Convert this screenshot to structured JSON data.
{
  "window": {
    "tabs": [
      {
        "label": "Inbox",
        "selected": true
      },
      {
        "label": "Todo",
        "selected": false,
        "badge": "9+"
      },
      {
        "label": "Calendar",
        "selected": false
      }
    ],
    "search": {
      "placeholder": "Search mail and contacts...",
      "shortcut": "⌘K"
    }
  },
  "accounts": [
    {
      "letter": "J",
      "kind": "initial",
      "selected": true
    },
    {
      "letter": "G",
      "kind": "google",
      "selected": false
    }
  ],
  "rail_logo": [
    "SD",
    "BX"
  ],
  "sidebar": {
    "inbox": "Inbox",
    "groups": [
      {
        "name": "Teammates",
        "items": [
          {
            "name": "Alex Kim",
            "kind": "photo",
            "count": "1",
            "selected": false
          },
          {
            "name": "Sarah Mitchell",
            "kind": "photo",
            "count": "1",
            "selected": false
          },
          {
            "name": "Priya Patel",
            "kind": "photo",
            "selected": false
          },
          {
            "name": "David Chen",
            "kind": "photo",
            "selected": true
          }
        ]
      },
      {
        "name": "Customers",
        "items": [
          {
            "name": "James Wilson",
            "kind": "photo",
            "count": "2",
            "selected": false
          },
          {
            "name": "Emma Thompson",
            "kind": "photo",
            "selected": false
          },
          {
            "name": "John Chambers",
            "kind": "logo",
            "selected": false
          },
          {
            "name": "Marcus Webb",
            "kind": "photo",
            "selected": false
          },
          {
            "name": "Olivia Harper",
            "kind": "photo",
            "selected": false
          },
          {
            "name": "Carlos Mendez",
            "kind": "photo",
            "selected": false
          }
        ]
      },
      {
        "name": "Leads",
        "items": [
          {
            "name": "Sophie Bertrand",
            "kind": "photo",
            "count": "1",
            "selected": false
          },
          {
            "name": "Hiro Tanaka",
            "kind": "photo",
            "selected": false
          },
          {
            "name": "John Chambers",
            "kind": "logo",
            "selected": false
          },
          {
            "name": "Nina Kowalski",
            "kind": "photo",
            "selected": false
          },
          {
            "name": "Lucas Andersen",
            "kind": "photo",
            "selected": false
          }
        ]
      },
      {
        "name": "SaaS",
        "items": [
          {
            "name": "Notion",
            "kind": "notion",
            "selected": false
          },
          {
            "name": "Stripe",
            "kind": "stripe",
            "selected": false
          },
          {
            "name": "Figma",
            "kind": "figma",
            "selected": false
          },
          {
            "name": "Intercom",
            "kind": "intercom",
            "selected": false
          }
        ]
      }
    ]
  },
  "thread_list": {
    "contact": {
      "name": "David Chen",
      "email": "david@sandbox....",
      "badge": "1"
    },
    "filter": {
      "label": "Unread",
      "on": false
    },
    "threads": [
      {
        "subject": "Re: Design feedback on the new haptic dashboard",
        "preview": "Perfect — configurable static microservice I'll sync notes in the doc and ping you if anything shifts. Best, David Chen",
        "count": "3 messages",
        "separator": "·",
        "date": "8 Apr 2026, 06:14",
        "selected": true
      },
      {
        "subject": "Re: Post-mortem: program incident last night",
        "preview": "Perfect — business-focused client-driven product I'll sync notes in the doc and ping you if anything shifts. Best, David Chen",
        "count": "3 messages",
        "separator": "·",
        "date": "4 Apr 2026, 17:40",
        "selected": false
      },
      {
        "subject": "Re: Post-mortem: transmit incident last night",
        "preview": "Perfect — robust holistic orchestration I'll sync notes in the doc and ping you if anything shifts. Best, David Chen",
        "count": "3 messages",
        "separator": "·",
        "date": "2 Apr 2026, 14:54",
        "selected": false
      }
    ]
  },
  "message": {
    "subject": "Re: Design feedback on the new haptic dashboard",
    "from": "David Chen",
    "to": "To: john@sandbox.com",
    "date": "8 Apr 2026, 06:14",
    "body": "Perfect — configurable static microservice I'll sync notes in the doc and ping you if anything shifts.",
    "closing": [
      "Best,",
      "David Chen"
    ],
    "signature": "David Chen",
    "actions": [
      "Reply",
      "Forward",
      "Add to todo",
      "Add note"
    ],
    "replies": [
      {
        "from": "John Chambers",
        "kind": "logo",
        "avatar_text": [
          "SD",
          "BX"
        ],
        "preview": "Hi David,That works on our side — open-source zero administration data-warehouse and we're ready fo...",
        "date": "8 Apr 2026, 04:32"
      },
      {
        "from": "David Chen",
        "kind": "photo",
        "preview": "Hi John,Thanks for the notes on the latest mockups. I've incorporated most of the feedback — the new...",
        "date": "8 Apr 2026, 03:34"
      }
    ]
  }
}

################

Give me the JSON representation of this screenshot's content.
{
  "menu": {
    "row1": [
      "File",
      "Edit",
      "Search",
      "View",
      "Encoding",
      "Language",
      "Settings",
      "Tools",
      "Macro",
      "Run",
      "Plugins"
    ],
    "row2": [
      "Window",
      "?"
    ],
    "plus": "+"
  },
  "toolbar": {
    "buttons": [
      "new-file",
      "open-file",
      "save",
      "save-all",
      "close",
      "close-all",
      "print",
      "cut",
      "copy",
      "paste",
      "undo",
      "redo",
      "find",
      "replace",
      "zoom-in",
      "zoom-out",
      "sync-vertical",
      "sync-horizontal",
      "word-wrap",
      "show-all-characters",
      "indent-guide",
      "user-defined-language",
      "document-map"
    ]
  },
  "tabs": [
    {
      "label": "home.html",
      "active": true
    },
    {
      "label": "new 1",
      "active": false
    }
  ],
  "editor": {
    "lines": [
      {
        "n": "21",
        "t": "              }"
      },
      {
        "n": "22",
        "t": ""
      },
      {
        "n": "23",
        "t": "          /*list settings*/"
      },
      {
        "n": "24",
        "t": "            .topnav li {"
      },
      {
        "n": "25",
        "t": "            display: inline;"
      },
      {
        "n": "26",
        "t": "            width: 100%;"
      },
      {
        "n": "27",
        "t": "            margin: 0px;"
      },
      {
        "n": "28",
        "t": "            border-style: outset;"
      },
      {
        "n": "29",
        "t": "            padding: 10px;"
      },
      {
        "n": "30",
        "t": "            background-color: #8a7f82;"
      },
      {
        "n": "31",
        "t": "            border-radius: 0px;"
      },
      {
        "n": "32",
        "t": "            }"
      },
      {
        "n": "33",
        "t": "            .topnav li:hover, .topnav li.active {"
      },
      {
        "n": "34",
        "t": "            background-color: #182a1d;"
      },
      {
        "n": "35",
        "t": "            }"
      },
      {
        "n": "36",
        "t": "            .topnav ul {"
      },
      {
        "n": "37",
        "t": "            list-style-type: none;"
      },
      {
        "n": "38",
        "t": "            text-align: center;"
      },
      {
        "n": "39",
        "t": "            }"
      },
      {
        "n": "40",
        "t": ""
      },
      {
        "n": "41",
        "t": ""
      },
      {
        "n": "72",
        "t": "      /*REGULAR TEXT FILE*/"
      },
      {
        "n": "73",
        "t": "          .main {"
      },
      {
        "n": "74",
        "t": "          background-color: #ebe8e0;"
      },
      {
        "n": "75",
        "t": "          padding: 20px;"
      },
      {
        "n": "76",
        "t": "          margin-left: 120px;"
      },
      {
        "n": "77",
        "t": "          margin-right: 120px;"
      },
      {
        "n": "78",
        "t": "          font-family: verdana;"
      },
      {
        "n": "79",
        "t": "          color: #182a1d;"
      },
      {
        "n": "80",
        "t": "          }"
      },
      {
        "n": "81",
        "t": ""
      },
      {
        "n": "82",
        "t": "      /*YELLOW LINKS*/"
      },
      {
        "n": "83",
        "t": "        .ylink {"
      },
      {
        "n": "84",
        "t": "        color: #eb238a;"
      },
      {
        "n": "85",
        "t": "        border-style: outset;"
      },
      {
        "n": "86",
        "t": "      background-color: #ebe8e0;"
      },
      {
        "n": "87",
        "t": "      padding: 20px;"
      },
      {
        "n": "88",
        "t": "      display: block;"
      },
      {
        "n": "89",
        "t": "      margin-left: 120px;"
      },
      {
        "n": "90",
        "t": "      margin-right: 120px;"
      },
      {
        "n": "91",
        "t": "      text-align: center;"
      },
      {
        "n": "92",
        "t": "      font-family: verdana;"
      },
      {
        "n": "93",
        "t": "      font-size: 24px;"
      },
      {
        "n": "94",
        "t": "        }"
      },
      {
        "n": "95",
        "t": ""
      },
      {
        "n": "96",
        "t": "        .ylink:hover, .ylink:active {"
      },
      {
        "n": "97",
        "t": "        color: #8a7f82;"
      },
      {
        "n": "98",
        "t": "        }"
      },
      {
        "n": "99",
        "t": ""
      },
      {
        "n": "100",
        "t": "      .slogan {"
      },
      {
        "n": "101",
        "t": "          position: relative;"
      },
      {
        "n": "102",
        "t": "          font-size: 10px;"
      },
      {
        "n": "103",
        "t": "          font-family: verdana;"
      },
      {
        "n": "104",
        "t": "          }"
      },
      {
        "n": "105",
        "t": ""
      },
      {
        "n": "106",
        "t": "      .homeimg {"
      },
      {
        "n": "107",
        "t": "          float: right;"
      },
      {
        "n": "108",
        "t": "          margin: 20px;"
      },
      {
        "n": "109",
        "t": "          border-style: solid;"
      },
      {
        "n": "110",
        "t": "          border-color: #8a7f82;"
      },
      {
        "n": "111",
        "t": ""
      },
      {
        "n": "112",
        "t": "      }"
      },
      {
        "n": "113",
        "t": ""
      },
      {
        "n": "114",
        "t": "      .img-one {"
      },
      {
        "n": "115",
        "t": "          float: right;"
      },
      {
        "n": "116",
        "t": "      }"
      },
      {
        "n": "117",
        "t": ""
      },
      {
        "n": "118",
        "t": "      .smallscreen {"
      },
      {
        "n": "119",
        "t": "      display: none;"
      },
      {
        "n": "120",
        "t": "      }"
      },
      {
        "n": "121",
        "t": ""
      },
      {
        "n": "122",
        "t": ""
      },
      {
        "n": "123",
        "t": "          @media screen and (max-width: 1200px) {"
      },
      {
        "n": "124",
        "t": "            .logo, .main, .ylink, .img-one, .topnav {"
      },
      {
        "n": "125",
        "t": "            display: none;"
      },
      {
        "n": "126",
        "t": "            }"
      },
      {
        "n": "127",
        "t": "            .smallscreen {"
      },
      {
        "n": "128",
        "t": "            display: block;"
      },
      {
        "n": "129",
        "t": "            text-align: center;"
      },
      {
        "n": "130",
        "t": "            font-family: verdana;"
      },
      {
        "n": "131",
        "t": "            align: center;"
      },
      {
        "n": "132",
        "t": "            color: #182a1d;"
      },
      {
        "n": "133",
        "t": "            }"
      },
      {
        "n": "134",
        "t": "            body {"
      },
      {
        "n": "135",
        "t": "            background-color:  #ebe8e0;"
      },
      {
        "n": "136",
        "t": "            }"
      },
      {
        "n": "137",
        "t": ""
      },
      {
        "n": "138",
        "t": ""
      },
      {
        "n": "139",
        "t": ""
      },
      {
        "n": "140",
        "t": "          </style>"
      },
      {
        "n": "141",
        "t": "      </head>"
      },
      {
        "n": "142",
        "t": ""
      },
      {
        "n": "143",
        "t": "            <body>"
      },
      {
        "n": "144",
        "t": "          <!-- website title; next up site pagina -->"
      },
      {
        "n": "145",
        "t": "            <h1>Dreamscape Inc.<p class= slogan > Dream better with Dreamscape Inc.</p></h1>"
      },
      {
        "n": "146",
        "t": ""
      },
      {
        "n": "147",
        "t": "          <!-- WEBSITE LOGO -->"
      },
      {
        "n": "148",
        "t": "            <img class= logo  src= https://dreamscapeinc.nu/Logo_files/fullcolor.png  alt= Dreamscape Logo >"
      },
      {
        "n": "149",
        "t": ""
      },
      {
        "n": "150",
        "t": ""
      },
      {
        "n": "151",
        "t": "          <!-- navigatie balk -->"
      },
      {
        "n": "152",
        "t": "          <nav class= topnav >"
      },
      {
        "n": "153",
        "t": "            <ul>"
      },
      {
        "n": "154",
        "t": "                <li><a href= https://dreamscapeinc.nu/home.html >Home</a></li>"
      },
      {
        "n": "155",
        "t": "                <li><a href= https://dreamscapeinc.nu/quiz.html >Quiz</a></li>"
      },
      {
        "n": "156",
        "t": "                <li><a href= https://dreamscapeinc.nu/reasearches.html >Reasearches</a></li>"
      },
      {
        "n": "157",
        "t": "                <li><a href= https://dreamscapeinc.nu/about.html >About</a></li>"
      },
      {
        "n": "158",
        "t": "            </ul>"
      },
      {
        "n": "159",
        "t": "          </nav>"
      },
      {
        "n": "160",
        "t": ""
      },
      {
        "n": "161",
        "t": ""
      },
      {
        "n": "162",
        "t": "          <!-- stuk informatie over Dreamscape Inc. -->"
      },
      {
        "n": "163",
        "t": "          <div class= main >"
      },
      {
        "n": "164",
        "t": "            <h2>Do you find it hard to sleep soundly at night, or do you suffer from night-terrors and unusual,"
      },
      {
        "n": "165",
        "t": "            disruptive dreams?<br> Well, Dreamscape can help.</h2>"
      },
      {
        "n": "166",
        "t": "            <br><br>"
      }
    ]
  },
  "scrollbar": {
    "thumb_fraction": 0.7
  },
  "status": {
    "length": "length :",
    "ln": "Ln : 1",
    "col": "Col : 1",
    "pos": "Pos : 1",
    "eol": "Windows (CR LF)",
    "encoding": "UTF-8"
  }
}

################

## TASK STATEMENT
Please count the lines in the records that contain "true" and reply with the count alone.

## FINAL ANSWER
5